> [DATA LISTING]:

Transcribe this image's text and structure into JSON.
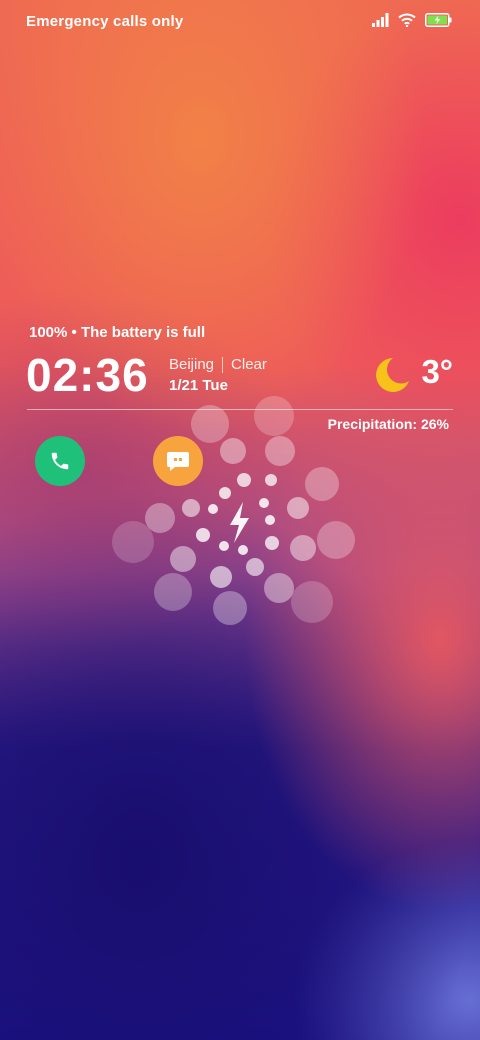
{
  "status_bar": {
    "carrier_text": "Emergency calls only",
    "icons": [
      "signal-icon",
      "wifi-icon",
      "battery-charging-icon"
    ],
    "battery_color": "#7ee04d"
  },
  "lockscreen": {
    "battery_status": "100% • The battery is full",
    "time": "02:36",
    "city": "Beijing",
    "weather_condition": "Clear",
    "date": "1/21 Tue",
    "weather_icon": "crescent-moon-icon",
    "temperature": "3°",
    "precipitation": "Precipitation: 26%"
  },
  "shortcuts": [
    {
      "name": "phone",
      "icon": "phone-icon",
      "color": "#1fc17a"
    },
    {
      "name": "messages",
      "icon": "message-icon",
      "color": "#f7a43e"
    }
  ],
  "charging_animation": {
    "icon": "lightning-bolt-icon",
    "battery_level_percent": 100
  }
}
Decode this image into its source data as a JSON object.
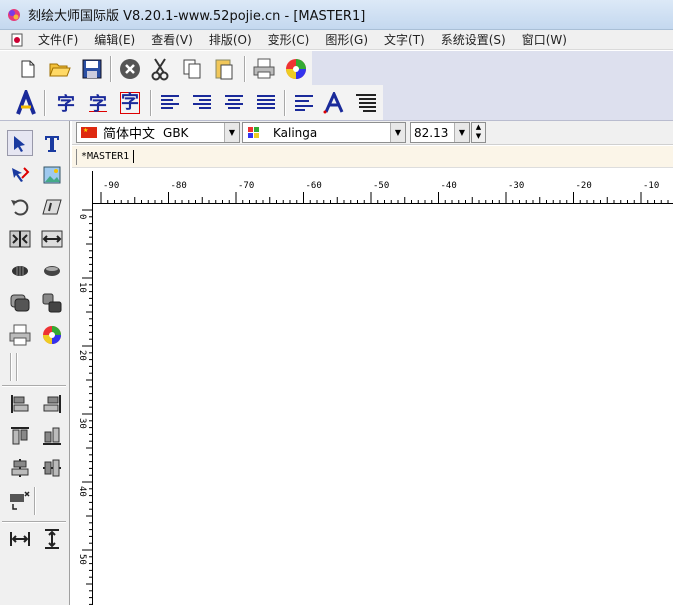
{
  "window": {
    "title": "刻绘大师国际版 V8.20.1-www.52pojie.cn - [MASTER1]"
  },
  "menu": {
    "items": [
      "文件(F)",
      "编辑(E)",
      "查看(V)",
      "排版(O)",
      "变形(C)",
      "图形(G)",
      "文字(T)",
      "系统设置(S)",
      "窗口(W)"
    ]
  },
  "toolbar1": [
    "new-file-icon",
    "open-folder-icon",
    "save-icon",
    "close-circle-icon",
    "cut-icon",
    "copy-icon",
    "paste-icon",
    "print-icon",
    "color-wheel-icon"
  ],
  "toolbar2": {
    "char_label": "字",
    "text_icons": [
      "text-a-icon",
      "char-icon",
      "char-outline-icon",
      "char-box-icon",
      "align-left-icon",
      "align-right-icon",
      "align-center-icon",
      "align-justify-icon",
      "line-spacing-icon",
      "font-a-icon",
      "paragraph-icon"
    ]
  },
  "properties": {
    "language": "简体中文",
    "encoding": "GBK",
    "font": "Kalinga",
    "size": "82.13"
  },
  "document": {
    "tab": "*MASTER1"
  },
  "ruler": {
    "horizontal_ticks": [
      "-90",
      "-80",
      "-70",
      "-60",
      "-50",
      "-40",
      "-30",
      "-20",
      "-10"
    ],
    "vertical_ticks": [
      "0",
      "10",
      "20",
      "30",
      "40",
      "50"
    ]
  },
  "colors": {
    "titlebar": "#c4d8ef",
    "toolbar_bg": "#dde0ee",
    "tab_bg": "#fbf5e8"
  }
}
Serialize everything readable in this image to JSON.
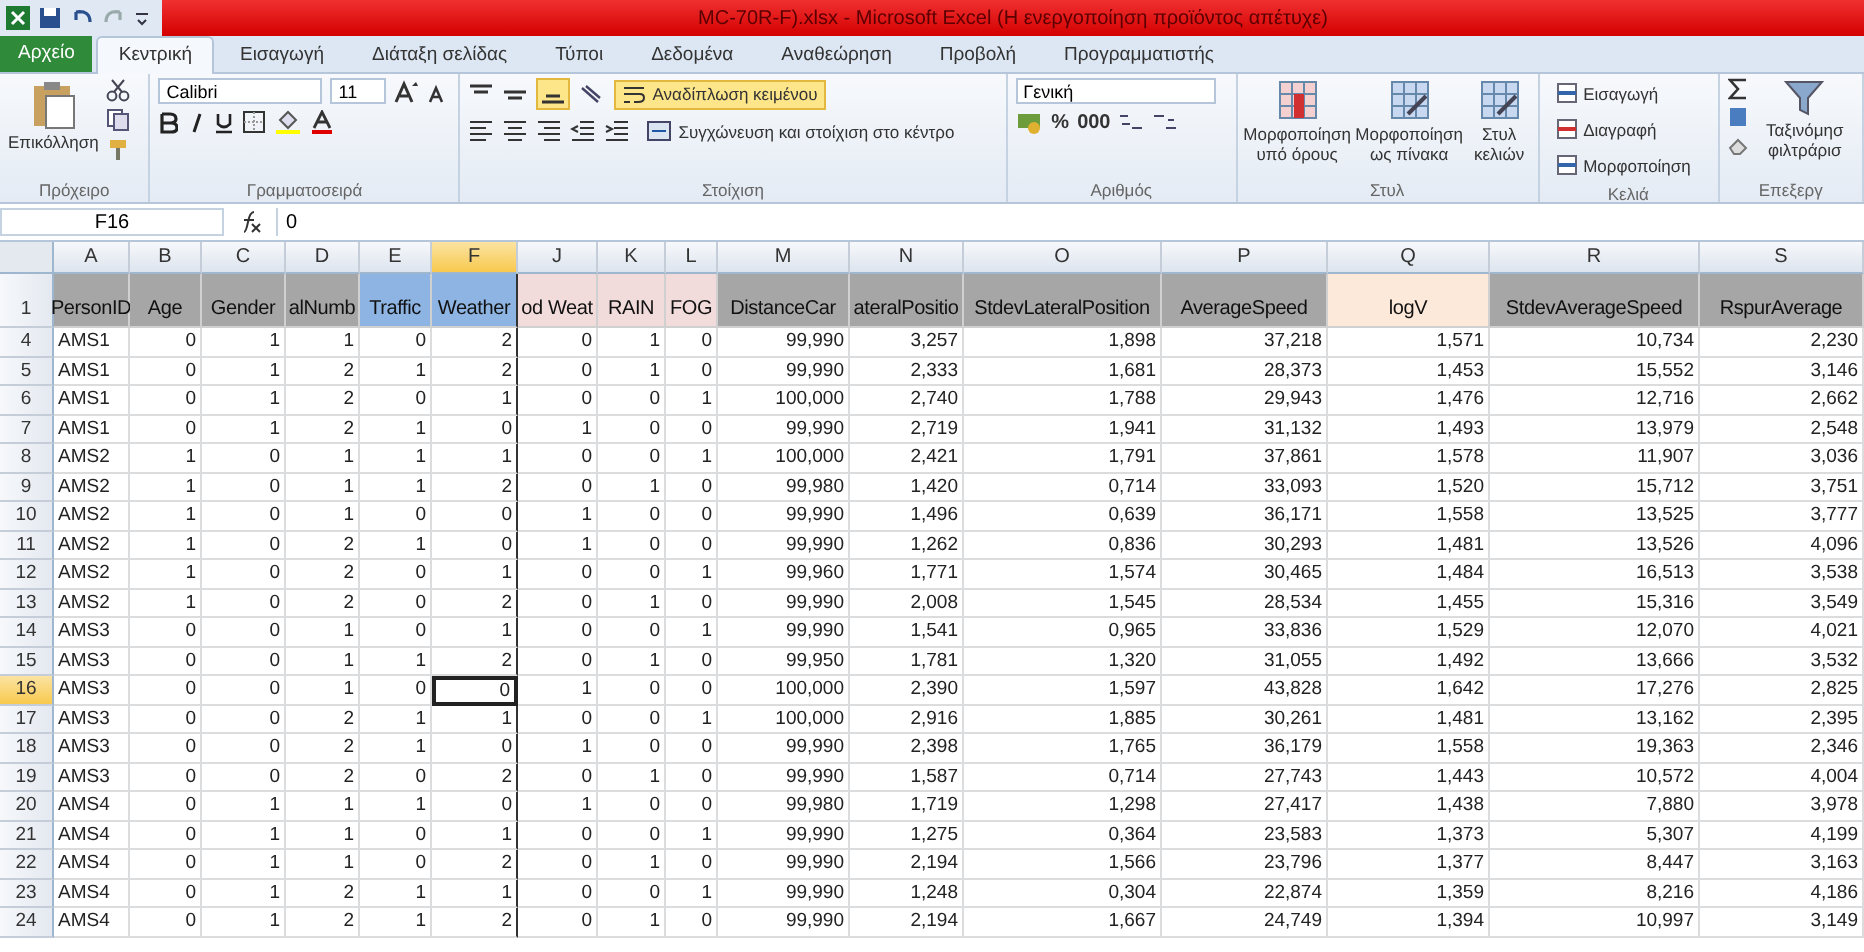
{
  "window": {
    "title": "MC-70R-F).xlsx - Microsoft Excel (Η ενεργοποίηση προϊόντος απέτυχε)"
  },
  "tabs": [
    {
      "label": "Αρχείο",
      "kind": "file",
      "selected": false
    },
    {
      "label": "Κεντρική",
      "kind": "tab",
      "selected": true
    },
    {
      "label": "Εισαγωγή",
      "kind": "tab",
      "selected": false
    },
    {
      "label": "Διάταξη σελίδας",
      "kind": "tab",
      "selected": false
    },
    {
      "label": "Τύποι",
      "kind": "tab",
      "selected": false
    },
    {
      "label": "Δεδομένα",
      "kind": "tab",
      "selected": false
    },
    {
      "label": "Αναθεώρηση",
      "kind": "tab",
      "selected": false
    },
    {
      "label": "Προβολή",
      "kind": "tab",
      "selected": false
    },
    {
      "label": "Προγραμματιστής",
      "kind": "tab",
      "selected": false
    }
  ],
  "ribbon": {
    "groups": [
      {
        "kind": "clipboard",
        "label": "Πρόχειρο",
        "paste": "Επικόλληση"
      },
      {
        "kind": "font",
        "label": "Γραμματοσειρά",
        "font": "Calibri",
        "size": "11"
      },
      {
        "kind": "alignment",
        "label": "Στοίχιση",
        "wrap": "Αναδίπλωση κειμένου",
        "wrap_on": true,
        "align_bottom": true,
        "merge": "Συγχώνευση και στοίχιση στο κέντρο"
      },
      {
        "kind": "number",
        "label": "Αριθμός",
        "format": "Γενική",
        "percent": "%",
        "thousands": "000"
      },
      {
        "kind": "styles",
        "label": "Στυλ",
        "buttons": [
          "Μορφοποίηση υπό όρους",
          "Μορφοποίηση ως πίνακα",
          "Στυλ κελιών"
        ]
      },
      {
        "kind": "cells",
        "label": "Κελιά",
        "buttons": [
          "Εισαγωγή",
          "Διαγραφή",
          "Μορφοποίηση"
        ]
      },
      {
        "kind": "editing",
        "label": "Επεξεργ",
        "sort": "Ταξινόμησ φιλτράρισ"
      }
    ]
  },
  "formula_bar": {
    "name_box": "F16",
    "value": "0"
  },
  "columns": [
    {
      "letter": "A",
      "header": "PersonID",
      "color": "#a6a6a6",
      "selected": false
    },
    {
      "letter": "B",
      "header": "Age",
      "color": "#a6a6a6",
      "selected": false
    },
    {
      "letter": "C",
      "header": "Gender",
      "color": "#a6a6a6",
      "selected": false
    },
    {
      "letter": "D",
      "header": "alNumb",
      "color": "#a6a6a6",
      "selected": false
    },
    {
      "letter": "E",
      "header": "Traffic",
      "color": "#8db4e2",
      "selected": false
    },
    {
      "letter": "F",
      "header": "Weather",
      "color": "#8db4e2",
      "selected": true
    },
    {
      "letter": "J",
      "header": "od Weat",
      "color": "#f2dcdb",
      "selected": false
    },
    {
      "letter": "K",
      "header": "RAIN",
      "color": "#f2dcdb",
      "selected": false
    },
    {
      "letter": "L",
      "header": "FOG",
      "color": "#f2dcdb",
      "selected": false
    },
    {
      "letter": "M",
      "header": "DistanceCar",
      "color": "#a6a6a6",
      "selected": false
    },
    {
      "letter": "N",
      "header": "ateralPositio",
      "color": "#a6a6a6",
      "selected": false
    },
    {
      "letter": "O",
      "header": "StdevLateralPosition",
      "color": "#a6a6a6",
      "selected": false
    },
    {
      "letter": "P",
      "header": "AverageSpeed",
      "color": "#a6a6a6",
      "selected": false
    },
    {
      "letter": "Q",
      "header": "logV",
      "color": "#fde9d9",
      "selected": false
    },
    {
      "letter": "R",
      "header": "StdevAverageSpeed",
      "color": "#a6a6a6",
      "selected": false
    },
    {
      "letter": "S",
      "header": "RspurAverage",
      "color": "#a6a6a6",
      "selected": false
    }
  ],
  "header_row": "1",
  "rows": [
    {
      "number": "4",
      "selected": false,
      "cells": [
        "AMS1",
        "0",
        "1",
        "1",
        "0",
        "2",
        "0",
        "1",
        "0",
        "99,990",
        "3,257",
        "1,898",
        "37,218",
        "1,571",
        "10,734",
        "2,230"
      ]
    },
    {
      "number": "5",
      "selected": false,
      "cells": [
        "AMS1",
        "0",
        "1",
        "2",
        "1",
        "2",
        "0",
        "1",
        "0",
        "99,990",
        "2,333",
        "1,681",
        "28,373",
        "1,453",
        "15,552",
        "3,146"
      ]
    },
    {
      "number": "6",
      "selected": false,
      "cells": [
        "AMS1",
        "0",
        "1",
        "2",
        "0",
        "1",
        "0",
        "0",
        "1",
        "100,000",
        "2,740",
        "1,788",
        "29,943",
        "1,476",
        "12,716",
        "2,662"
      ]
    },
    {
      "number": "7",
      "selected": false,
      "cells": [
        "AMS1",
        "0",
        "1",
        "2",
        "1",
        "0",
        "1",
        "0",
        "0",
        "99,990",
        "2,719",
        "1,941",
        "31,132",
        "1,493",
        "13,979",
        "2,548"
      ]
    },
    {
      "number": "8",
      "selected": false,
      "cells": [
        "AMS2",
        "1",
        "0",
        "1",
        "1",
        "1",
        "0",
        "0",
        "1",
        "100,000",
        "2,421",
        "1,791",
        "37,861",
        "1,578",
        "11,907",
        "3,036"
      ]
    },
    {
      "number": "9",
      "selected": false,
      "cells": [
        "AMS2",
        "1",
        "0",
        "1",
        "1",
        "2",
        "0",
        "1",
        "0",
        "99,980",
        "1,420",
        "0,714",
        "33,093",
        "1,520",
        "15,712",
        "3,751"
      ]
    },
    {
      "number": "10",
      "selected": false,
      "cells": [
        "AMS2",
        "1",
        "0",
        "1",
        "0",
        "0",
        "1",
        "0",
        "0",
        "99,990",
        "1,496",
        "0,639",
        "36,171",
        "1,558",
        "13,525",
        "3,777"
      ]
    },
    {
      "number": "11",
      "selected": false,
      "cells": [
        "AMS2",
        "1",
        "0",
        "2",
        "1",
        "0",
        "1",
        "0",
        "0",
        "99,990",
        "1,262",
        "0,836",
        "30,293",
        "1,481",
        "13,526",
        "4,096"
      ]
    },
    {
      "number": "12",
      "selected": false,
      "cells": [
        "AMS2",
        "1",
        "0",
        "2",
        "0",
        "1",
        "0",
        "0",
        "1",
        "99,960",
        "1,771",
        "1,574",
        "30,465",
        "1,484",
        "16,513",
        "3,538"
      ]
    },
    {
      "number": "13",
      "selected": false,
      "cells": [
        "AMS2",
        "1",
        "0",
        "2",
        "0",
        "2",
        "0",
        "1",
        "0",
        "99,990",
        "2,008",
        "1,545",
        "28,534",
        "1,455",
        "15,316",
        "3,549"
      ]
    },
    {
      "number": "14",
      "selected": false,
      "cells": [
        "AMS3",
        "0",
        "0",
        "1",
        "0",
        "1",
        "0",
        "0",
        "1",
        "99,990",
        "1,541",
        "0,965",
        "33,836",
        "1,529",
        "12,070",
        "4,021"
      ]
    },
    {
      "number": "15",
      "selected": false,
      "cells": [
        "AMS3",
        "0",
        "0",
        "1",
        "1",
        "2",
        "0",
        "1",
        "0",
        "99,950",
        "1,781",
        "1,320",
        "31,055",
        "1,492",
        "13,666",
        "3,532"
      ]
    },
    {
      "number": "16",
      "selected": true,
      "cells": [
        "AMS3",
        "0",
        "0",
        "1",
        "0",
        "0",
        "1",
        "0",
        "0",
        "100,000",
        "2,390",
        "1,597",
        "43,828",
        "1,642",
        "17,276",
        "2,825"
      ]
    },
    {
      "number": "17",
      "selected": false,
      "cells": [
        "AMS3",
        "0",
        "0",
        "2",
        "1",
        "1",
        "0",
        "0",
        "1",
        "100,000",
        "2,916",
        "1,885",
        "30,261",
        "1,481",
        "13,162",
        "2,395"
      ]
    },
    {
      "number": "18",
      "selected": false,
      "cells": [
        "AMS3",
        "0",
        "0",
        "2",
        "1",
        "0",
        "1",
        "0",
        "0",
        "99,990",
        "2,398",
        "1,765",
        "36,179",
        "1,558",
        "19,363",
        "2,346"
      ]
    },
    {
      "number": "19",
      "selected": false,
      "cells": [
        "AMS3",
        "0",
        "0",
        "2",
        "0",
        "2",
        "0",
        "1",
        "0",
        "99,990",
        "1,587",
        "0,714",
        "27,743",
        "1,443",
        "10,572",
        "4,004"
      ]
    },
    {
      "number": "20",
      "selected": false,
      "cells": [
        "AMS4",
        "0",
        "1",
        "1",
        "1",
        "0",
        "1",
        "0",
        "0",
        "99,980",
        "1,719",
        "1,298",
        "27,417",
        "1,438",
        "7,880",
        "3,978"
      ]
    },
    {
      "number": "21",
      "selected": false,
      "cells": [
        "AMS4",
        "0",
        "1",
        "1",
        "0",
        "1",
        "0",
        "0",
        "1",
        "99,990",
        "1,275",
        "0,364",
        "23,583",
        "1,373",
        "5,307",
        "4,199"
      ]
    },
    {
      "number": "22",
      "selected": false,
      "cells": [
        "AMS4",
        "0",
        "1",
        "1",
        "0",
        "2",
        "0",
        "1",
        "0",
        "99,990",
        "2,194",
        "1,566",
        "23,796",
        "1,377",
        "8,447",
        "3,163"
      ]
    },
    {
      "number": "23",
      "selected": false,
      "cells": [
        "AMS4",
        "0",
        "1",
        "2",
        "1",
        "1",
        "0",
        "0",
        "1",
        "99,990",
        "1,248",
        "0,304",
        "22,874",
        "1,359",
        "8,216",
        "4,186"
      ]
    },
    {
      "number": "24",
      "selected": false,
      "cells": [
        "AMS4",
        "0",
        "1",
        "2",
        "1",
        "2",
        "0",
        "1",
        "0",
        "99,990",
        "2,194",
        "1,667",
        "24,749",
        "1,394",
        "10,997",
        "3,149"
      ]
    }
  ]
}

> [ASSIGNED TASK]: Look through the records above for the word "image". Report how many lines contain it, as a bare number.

> [ANSWER SECTION]: 3